As we mark Martin Luther King Jr. Day today, let us look back nearly 50 years ago, to the day the famed civil rights hero spoke before a crowd of students in Buffalo.
In 1967, the Student Association and Graduate Student Association at UB invited King to speak in Buffalo. In a Buffalo Evening News article headlined “Dr. King Criticizes LBJ Priority For Viet Instead of Poverty War,” reporter Anthony Bannon recapped the speech:
Dr. Martin Luther King Thursday evening rebuked the Johnson Administration for waging “an unjust and immoral war in Vietnam” rather than winning the war against poverty.
The 1964 Nobel Peace Prize winner advocated spending $20 billion each year “over the next few years” to eradicate slums and poverty.
During a six minute news conference later, he said he wants the space program and the war in Vietnam de-escalated and the war on poverty escalated.
“It is unfortunate that we’d rather get a man on the moon than get God’s children on their feet right here,” he added.
Criticized by militant civil rights advocates for insisting on nonviolence and co-operation with whites, Dr. King emotionally closed his hour-long address by hoping for the day “when all men can join hands and sing: “Free at last. Free at last. Thank God almighty we are free at last.”
Deep, heavy voice
The audience responded with a standing ovation for just under one minute.
Earlier, in a deep, heavy voice, Dr. King scored Black Power advocates: “There can be no separate black path which does not intersect the white route.” Likewise he noted, there can be no white approach that doesn’t include Negroes.
“If we are to move toward a truly integrated society … black and white Americans must realize that their destinies are bred together … Every white person is a little Negro and every Negro is a little white.”
A sidebar to the story, headlined “King Contrasts His Escorts,” detailed King’s security:
Dr. Martin Luther King, speaking here Thursday evening, contrasted the phalanx of police who escorted him in Buffalo for his safety to the Alabama police who escorted him to jail last week for violating a Birmingham court injunction in 1963.
“I can assure you this is a much more relaxing atmosphere,” he said about Buffalo.
Dr. King was assassinated six months after his visit here.
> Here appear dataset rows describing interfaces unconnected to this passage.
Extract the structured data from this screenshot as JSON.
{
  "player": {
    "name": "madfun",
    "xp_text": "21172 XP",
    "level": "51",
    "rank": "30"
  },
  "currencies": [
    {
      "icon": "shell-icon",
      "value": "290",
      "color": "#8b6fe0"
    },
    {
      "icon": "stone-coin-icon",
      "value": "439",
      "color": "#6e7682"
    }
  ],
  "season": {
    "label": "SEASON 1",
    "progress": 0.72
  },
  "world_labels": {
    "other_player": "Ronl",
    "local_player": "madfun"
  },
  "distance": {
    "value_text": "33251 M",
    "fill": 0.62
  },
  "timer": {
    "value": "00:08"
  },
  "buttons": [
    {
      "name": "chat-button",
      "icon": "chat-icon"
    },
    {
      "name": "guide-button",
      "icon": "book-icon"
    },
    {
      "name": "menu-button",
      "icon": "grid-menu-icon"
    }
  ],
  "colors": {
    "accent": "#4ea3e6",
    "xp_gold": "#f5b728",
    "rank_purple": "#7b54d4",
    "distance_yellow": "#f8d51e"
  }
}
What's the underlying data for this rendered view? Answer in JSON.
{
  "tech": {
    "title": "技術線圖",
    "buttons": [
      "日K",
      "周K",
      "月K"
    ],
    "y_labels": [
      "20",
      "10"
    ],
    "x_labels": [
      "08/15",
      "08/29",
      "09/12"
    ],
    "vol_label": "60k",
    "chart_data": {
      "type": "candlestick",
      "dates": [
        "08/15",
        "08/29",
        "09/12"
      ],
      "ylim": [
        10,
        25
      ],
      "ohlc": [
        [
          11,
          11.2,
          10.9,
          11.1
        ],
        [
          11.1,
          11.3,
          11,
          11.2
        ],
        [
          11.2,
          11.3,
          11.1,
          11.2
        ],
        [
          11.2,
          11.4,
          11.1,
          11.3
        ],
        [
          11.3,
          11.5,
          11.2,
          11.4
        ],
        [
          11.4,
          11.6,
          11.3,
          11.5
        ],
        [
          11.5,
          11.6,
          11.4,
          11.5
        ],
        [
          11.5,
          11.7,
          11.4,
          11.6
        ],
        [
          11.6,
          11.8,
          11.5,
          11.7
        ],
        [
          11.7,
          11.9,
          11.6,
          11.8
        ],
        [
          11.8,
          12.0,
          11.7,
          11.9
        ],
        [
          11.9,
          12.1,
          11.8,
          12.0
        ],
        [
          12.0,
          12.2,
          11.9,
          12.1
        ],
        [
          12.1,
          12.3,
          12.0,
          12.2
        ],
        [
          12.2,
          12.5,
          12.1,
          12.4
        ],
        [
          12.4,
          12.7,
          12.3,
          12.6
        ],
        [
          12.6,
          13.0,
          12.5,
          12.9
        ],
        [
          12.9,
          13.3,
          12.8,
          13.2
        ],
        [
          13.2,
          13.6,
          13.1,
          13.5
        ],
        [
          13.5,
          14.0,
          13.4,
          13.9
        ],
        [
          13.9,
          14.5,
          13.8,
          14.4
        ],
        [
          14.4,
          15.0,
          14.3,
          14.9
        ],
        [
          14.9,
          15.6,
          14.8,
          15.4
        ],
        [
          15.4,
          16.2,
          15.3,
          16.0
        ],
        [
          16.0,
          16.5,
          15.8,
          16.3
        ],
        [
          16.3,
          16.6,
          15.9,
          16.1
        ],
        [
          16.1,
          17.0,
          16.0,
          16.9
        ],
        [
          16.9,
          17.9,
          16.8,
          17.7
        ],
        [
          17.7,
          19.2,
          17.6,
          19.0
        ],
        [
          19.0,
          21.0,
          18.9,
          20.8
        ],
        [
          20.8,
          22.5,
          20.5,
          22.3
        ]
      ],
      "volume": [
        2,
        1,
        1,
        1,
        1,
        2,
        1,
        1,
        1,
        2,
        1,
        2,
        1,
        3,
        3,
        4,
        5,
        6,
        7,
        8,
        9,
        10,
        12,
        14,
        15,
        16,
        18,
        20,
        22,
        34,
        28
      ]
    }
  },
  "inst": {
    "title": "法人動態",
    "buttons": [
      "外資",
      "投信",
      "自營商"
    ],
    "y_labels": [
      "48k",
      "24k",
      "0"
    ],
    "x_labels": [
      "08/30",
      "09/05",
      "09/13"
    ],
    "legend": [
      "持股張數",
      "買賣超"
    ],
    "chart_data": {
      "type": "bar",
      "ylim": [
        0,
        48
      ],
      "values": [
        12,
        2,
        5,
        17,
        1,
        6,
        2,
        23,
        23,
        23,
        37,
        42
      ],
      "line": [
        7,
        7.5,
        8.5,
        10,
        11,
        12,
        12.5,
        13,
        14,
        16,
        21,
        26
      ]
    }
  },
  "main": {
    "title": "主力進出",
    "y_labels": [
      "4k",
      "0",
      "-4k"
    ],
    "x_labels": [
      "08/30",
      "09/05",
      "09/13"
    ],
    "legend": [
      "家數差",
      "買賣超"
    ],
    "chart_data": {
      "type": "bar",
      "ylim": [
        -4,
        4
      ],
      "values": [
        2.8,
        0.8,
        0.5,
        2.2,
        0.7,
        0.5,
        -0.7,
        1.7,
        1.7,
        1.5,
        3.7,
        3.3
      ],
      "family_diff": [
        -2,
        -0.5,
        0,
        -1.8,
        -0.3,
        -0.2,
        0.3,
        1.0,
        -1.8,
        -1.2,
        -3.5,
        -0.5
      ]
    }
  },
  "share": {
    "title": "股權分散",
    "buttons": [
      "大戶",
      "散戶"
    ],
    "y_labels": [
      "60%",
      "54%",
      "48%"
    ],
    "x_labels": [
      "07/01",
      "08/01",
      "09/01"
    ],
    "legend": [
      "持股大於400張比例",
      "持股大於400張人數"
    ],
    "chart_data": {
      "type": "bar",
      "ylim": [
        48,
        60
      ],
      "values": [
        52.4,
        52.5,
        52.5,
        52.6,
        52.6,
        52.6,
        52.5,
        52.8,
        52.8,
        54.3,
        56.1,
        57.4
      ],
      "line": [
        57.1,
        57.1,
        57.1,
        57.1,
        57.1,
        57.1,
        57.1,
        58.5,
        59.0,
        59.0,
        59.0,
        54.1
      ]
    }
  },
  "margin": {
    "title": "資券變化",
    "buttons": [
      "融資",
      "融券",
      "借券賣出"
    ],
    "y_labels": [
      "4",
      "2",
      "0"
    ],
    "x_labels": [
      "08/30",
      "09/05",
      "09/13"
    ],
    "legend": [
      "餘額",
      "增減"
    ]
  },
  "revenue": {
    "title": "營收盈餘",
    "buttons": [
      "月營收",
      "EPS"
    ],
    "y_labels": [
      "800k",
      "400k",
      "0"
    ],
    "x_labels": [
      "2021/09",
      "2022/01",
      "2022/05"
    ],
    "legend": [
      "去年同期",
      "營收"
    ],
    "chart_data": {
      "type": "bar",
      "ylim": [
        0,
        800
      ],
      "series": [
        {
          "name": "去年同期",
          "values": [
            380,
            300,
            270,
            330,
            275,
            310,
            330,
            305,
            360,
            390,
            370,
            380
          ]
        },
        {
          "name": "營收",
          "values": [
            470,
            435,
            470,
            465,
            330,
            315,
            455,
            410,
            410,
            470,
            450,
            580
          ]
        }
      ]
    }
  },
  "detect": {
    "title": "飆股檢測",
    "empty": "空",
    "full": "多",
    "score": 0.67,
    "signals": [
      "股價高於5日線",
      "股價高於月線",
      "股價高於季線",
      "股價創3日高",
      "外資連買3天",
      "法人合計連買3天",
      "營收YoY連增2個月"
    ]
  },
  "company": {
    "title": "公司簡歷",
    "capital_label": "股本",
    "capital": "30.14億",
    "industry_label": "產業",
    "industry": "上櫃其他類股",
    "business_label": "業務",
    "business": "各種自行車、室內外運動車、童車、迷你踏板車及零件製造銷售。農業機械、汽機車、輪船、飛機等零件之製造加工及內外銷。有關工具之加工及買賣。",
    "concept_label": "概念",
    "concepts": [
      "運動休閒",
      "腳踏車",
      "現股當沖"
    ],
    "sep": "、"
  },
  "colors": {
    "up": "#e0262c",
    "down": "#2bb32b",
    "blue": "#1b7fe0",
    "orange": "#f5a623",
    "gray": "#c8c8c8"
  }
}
After King's death, Bill Artis wrote a story ("Unafraid of Death, Dr. King Said: Willing to Die as Price as Freedom, He Told Buffalo Audience") in which he remembered the speech:
Speaking in Kleinhans Music Hall to about 2500 person on Nov. 9, he (King) called rioting "immoral," but went on to condemn the causes.
He said much hope could be stirred in the black community if the nation took actions to indicate that it has the "will" to solve the race problems.
He explained that as an apostle of nonviolence he could not support wars or he would be contradicting his own philosophy.
As he finished the speech he received a standing ovation. I felt that the applause was an expression of the wrong reaction Dr. King always provoked.
Listeners became absorbed in him and what he had to say. Dr. King was a man who could not be ignored. He provoked great reaction either negative or positive.
On many occasions he disdained the long, uninvolved neutral life in favor of a vigorous short one. And in Buffalo he repeated his belief:
"It is not the quantity of a man's life that matters, but the quality."
Photos and audio from King's speech in Buffalo are available through the UB Library Archives' Digital Collection.